As Guy wrote last week, Sen. Chris Coons (D-DE) has retreated from his claim that there’s solid evidence of collusion between the Trump campaign and Russian intelligence agencies. Now, his colleagues on the Senate Intelligence Committee also concede that there may be zero evidence of such activity after a month into their investigation (via John Sexton/Buzzfeed) [emphasis mine:]
A month into its sweeping investigation into the Kremlin’s efforts to undermine the US election, the Senate Intelligence Committee is expected to answer all those questions — publicly, coherently, and fast. As the days tick by, they’re less and less sure they’ll be able to.
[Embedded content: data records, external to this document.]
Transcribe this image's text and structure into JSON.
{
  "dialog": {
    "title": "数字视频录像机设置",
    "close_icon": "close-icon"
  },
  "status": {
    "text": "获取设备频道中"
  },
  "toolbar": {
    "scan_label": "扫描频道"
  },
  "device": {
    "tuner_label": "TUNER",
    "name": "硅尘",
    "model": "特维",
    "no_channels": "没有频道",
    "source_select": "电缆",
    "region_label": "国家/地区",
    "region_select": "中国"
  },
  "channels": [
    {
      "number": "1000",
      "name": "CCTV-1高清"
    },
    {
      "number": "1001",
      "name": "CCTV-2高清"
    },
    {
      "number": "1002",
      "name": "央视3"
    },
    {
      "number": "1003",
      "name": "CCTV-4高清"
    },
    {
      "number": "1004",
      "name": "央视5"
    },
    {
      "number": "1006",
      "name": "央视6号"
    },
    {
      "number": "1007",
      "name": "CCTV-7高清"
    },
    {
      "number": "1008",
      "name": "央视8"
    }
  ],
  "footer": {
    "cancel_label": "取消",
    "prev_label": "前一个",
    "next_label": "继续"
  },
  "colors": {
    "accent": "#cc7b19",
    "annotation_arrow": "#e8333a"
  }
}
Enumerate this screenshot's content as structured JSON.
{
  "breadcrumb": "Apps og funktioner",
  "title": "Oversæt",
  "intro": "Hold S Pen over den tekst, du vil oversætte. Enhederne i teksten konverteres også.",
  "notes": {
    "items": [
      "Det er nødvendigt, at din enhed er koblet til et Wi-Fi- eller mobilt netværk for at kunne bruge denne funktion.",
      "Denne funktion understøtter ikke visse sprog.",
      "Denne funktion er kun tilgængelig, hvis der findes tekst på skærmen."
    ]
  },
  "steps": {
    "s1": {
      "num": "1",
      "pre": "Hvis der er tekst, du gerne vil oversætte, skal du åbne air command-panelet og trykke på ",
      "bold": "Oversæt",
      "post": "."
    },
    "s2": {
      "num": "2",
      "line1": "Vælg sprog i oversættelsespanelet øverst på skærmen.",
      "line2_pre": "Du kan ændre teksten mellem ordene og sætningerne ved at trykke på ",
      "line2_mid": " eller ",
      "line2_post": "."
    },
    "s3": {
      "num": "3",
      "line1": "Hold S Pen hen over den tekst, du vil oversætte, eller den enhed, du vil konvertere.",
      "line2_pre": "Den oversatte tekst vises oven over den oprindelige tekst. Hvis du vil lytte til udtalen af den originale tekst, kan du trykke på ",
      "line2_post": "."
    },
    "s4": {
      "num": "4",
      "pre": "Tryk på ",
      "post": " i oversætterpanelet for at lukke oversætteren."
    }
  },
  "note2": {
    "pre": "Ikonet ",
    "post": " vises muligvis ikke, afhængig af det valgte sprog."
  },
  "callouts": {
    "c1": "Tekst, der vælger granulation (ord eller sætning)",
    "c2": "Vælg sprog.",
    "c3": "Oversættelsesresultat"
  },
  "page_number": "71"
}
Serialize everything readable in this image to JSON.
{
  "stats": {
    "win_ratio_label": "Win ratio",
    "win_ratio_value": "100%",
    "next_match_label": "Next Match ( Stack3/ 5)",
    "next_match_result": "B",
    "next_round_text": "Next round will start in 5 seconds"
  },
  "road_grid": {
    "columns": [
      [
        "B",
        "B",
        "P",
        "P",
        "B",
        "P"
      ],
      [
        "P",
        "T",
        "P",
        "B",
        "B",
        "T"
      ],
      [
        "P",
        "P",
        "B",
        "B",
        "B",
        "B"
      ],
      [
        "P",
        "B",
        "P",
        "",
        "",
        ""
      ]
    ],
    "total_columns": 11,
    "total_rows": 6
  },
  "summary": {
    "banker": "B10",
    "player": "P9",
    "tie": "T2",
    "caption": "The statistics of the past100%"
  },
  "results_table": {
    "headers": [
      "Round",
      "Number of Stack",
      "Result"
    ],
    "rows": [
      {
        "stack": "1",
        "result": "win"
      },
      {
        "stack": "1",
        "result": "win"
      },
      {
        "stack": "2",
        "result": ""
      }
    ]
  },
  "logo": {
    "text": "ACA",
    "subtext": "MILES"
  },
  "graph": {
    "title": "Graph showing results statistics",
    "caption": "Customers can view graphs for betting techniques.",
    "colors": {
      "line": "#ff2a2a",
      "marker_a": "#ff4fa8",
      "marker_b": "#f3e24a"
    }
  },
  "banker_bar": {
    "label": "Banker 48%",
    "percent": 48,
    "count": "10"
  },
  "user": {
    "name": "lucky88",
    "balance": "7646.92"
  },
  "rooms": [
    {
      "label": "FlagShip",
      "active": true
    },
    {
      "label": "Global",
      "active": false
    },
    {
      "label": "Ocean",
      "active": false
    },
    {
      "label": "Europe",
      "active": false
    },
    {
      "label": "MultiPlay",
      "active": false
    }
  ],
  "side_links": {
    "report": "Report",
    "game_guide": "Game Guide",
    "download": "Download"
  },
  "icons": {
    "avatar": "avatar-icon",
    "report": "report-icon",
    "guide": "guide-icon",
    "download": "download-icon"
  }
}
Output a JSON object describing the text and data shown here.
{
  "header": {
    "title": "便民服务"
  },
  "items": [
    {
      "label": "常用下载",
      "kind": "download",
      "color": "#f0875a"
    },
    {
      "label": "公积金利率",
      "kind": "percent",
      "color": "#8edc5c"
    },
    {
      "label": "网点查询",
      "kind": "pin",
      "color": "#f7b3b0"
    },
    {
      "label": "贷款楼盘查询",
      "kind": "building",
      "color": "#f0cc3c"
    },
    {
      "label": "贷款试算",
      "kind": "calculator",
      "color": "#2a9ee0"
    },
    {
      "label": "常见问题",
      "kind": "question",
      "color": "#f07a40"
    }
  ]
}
Even some Democrats on the Intelligence Committee now quietly admit, after several briefings and preliminary inquiries, they don’t expect to find evidence of active, informed collusion between the Trump campaign and known Russian intelligence operatives, though investigators have only just begun reviewing raw intelligence. Among the Intelligence Committee’s rank and file, there’s a tangible frustration over what one official called “wildly inflated” expectations surrounding the panel’s fledgling investigation.
Since the probe was first announced in December — days after the FBI and CIA told Congress they believed the Kremlin had worked to elect Trump — political infighting has fundamentally shifted its mandate. Instead of a surgically precise examination of the raw intelligence that led US agencies to conclude the Kremlin attempted to tilt the election, the Intelligence Committee investigation has quickly become the catch-all for any politician’s lingering questions related to Moscow. Now, several committee sources grudgingly say, it feels as though the investigation will be seen as a sham if the Senate doesn’t find a silver bullet connecting Trump and Russian intelligence operatives.
“I don’t think the conclusions are going to meet people’s expectations,” a second official said.
Lost in the political shuffling is the fact — concluded by 17 US intelligence agencies — that the upper echelons of Russia’s government directed an operation aimed at manipulating and disrupting the US election, and to a notable degree, succeeded. Short of an impeachable offense, officials are concerned the public is missing the forest for the trees.
So, the first part is something we’ve known for a bit: there’s zero evidence of so-called collusion, though that has not quelled the Democrats’ obsession with Russia. Any Trump aide who has met with a Russian foreign official is considered a breadcrumb on a trail could point to collusion, where in reality it’s probably a case of both sides doing their jobs; the Russian meeting with staffers of a person who could potentially become the next president of the United States and the Trump aide meeting with the Russian aide and the officials of other nations to establish a possible working relationship. This is not unusual. It’s also not unusual for members of Congress to meet with foreign officials as well, especially if you’re on the Senate Armed Services Committee, like former senator and current Attorney General Jeff Sessions.
As we’ve noted before, it quite interesting how in four years, Democrats can go from laughing at Republicans for suggesting that Russia is our biggest geopolitical foe to public enemy number one in less than five years. Some on the Left have also noted this descent into Russophobia concerning meetings between Trump aides and Russia is nothing more than “neo-McCarthyite furor” that could damage relations on future projects.
Also, the propaganda and fake news that was peddled by the Kremlin through social media trolls and their state-funded media outlets had zero impact on the election. Facebook’s Mark Zuckerberg and Sheryl Sandberg said their platform, which was used disseminate some of these stories did not sway the election, The Economist reported on a study that also concluded that fake news did not play a pivotal role in the 2016 election. Russia didn’t succeed in undermining Clinton’s presidential ambition. Hillary Clinton did that to herself. Period.
Note: It was three agencies (CIA, NSA, and FBI), not seventeen that worked on the report about Russian meddling during the 2016 election.